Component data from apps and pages
● ● ● ●
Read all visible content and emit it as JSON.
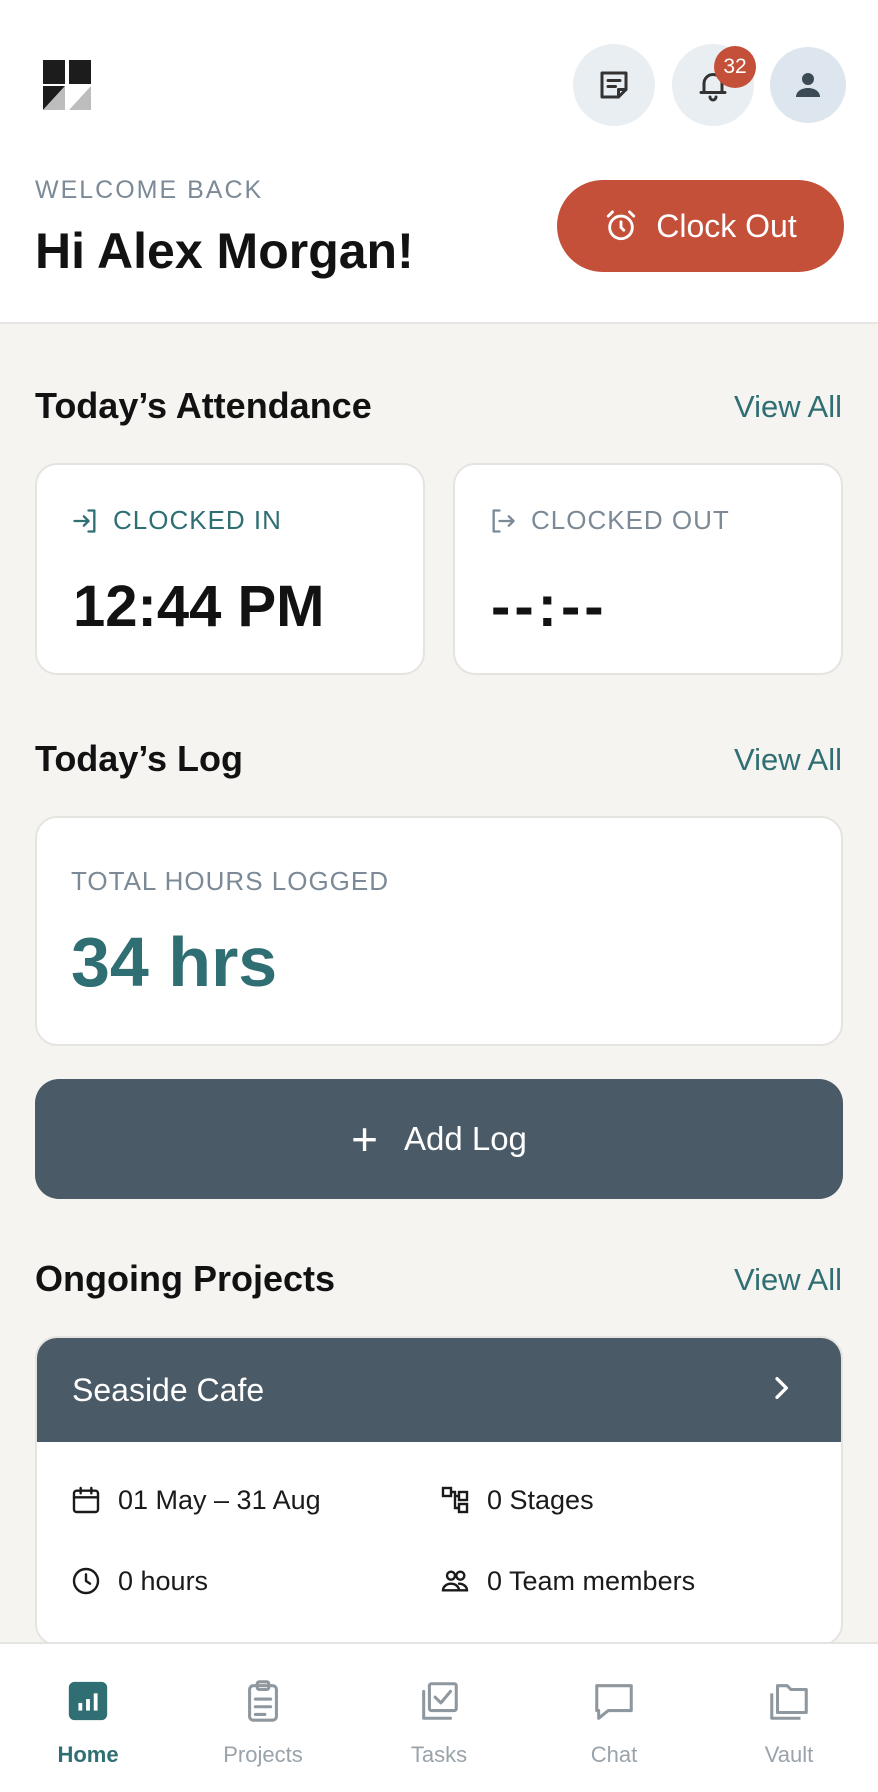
{
  "header": {
    "welcome": "WELCOME BACK",
    "greeting": "Hi Alex Morgan!",
    "notification_count": "32",
    "clock_out_label": "Clock Out",
    "icons": [
      "logo-icon",
      "notes-icon",
      "bell-icon",
      "user-icon",
      "alarm-clock-icon"
    ]
  },
  "attendance": {
    "title": "Today’s Attendance",
    "view_all": "View All",
    "clocked_in_label": "CLOCKED IN",
    "clocked_in_time": "12:44 PM",
    "clocked_out_label": "CLOCKED OUT",
    "clocked_out_time": "--:--"
  },
  "log": {
    "title": "Today’s Log",
    "view_all": "View All",
    "total_label": "TOTAL HOURS LOGGED",
    "total_value": "34 hrs",
    "add_label": "Add Log",
    "add_icon": "+"
  },
  "projects": {
    "title": "Ongoing Projects",
    "view_all": "View All",
    "items": [
      {
        "name": "Seaside Cafe",
        "dates": "01 May – 31 Aug",
        "stages": "0 Stages",
        "hours": "0 hours",
        "members": "0 Team members"
      }
    ]
  },
  "nav": {
    "items": [
      {
        "label": "Home",
        "icon": "home-chart-icon",
        "active": true
      },
      {
        "label": "Projects",
        "icon": "clipboard-icon",
        "active": false
      },
      {
        "label": "Tasks",
        "icon": "tasks-check-icon",
        "active": false
      },
      {
        "label": "Chat",
        "icon": "chat-bubble-icon",
        "active": false
      },
      {
        "label": "Vault",
        "icon": "folder-icon",
        "active": false
      }
    ]
  },
  "colors": {
    "accent_red": "#c4503a",
    "accent_teal": "#2f6f73",
    "slate": "#4a5a66",
    "muted": "#7b8a96",
    "background": "#f5f4f1"
  }
}
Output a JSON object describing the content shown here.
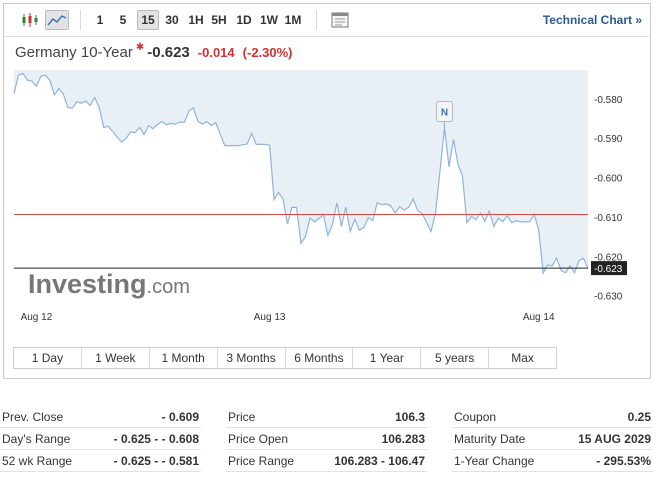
{
  "toolbar": {
    "periods": [
      "1",
      "5",
      "15",
      "30",
      "1H",
      "5H",
      "1D",
      "1W",
      "1M"
    ],
    "active_period": "15",
    "technical_link": "Technical Chart »"
  },
  "instrument": {
    "name": "Germany 10-Year",
    "last": "-0.623",
    "change": "-0.014",
    "change_pct": "(-2.30%)"
  },
  "watermark": {
    "brand": "Investing",
    "suffix": ".com"
  },
  "flag_marker": "N",
  "chart_data": {
    "type": "area",
    "y_ticks": [
      "-0.580",
      "-0.590",
      "-0.600",
      "-0.610",
      "-0.620",
      "-0.630"
    ],
    "ylim": [
      -0.6311,
      -0.5727
    ],
    "x_ticks": [
      "Aug 12",
      "Aug 13",
      "Aug 14"
    ],
    "reference_line": -0.6094,
    "last_line": -0.623,
    "last_label": "-0.623",
    "series": [
      {
        "values": [
          -0.5787,
          -0.574,
          -0.5736,
          -0.5753,
          -0.5755,
          -0.5768,
          -0.5743,
          -0.574,
          -0.5754,
          -0.579,
          -0.5774,
          -0.5788,
          -0.5822,
          -0.5824,
          -0.5808,
          -0.5811,
          -0.5806,
          -0.5817,
          -0.5797,
          -0.5822,
          -0.5873,
          -0.587,
          -0.5883,
          -0.5897,
          -0.591,
          -0.5901,
          -0.5884,
          -0.5886,
          -0.5873,
          -0.5891,
          -0.5868,
          -0.5876,
          -0.5865,
          -0.5858,
          -0.5866,
          -0.5862,
          -0.5865,
          -0.5859,
          -0.586,
          -0.5831,
          -0.5823,
          -0.5857,
          -0.5864,
          -0.5858,
          -0.5868,
          -0.5861,
          -0.589,
          -0.5919,
          -0.5919,
          -0.5919,
          -0.5919,
          -0.5917,
          -0.5915,
          -0.5888,
          -0.5916,
          -0.5916,
          -0.5916,
          -0.5918,
          -0.6056,
          -0.6038,
          -0.6055,
          -0.6118,
          -0.6076,
          -0.6076,
          -0.6167,
          -0.615,
          -0.6103,
          -0.6113,
          -0.6104,
          -0.6095,
          -0.6147,
          -0.612,
          -0.6064,
          -0.6124,
          -0.6075,
          -0.6137,
          -0.6106,
          -0.6134,
          -0.6127,
          -0.6102,
          -0.6109,
          -0.6064,
          -0.6069,
          -0.6067,
          -0.6072,
          -0.609,
          -0.6074,
          -0.6083,
          -0.6076,
          -0.6054,
          -0.6084,
          -0.6091,
          -0.6114,
          -0.6137,
          -0.6091,
          -0.5983,
          -0.5873,
          -0.5973,
          -0.5903,
          -0.5967,
          -0.5995,
          -0.6115,
          -0.6099,
          -0.6107,
          -0.609,
          -0.6111,
          -0.6085,
          -0.6124,
          -0.6103,
          -0.6112,
          -0.6097,
          -0.6115,
          -0.611,
          -0.6112,
          -0.6113,
          -0.6112,
          -0.6094,
          -0.6133,
          -0.6243,
          -0.6222,
          -0.6225,
          -0.6204,
          -0.6236,
          -0.6242,
          -0.6224,
          -0.6242,
          -0.6211,
          -0.6205,
          -0.623
        ]
      }
    ]
  },
  "ranges": [
    "1 Day",
    "1 Week",
    "1 Month",
    "3 Months",
    "6 Months",
    "1 Year",
    "5 years",
    "Max"
  ],
  "stats": [
    [
      {
        "label": "Prev. Close",
        "value": "- 0.609"
      },
      {
        "label": "Day's Range",
        "value": "- 0.625 - - 0.608"
      },
      {
        "label": "52 wk Range",
        "value": "- 0.625 - - 0.581"
      }
    ],
    [
      {
        "label": "Price",
        "value": "106.3"
      },
      {
        "label": "Price Open",
        "value": "106.283"
      },
      {
        "label": "Price Range",
        "value": "106.283 - 106.47"
      }
    ],
    [
      {
        "label": "Coupon",
        "value": "0.25"
      },
      {
        "label": "Maturity Date",
        "value": "15 AUG 2029"
      },
      {
        "label": "1-Year Change",
        "value": "- 295.53%"
      }
    ]
  ],
  "colors": {
    "area_fill": "#e8f0f6",
    "line": "#8fb4d9",
    "reference_line": "#d24a4a",
    "last_line": "#222222",
    "negative": "#d72f2f",
    "link": "#2a5a94"
  }
}
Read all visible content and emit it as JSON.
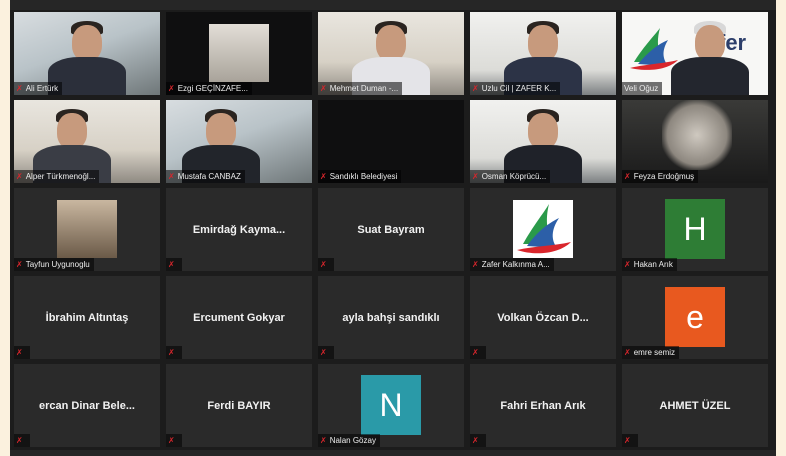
{
  "colors": {
    "page_bg": "#fbf1de",
    "frame_bg": "#1c1c1c",
    "tile_bg": "#2a2a2a",
    "active_speaker_border": "#c9cf4a",
    "muted_mic": "#d9262c"
  },
  "icons": {
    "muted": "muted-mic-icon"
  },
  "participants": [
    {
      "name": "Ali Ertürk",
      "video": "photo",
      "muted": true
    },
    {
      "name": "Ezgi GEÇİNZAFE...",
      "video": "photo",
      "muted": true
    },
    {
      "name": "Mehmet Duman -...",
      "video": "photo",
      "muted": true
    },
    {
      "name": "Uzlu Cil | ZAFER K...",
      "video": "photo",
      "muted": true
    },
    {
      "name": "Veli Oğuz",
      "video": "photo",
      "muted": false,
      "active_speaker": true,
      "background_logo_text": "fer"
    },
    {
      "name": "Alper Türkmenoğl...",
      "video": "photo",
      "muted": true
    },
    {
      "name": "Mustafa CANBAZ",
      "video": "photo",
      "muted": true
    },
    {
      "name": "Sandıklı Belediyesi",
      "video": "off",
      "muted": true
    },
    {
      "name": "Osman Köprücü...",
      "video": "photo",
      "muted": true
    },
    {
      "name": "Feyza Erdoğmuş",
      "video": "photo",
      "muted": true
    },
    {
      "name": "Tayfun Uygunoglu",
      "video": "profile-photo",
      "muted": true
    },
    {
      "center_name": "Emirdağ Kayma...",
      "muted": true
    },
    {
      "center_name": "Suat Bayram",
      "muted": true
    },
    {
      "name": "Zafer Kalkınma A...",
      "video": "logo",
      "muted": true
    },
    {
      "name": "Hakan Arık",
      "avatar_letter": "H",
      "avatar_color": "#2e7d35",
      "muted": true
    },
    {
      "center_name": "İbrahim Altıntaş",
      "muted": true
    },
    {
      "center_name": "Ercument Gokyar",
      "muted": true
    },
    {
      "center_name": "ayla bahşi sandıklı",
      "muted": true
    },
    {
      "center_name": "Volkan Özcan D...",
      "muted": true
    },
    {
      "name": "emre semiz",
      "avatar_letter": "e",
      "avatar_color": "#e8591f",
      "muted": true
    },
    {
      "center_name": "ercan Dinar Bele...",
      "muted": true
    },
    {
      "center_name": "Ferdi BAYIR",
      "muted": true
    },
    {
      "name": "Nalan Gözay",
      "avatar_letter": "N",
      "avatar_color": "#2a9aa8",
      "muted": true
    },
    {
      "center_name": "Fahri Erhan Arık",
      "muted": true
    },
    {
      "center_name": "AHMET ÜZEL",
      "muted": true
    }
  ]
}
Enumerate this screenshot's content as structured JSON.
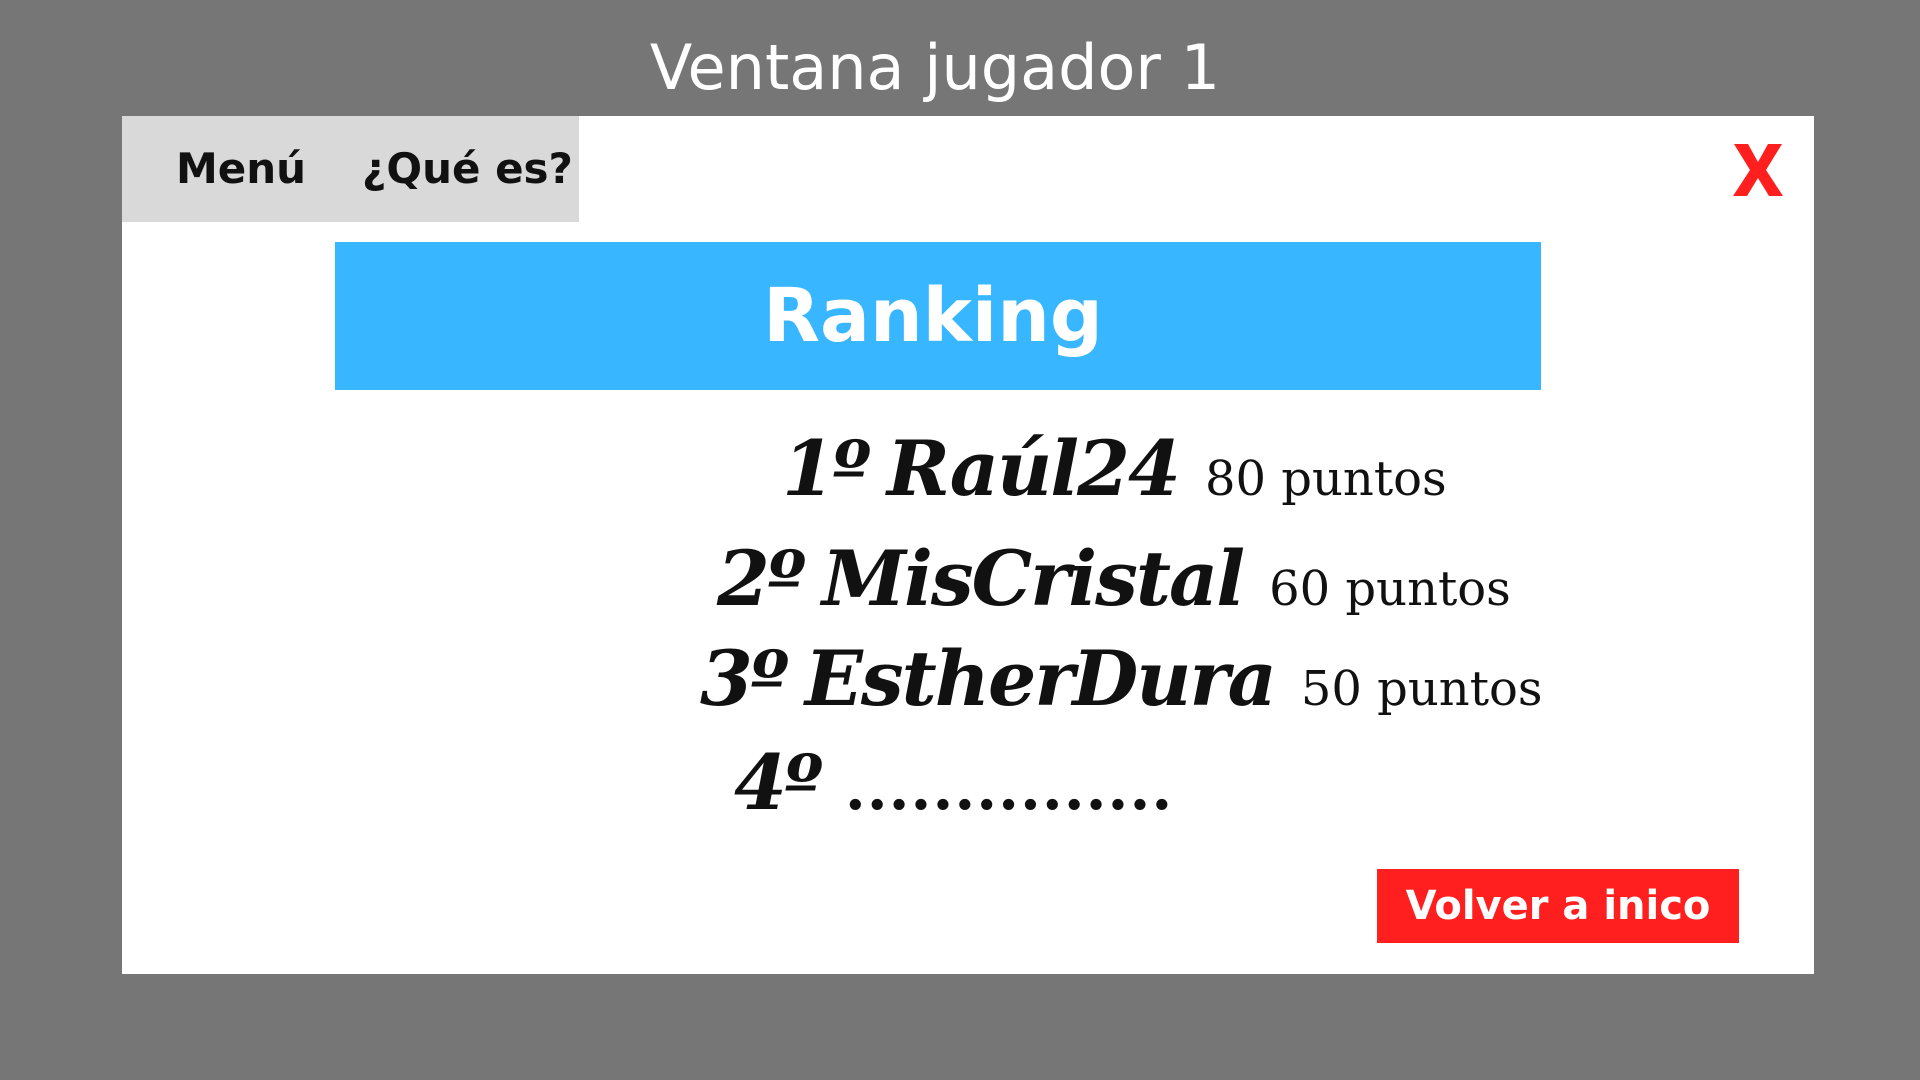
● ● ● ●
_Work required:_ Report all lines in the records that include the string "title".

_Exercise response:_
    "title": "Today’s Attendance",
    "title": "Today’s Log",
    "title": "Ongoing Projects",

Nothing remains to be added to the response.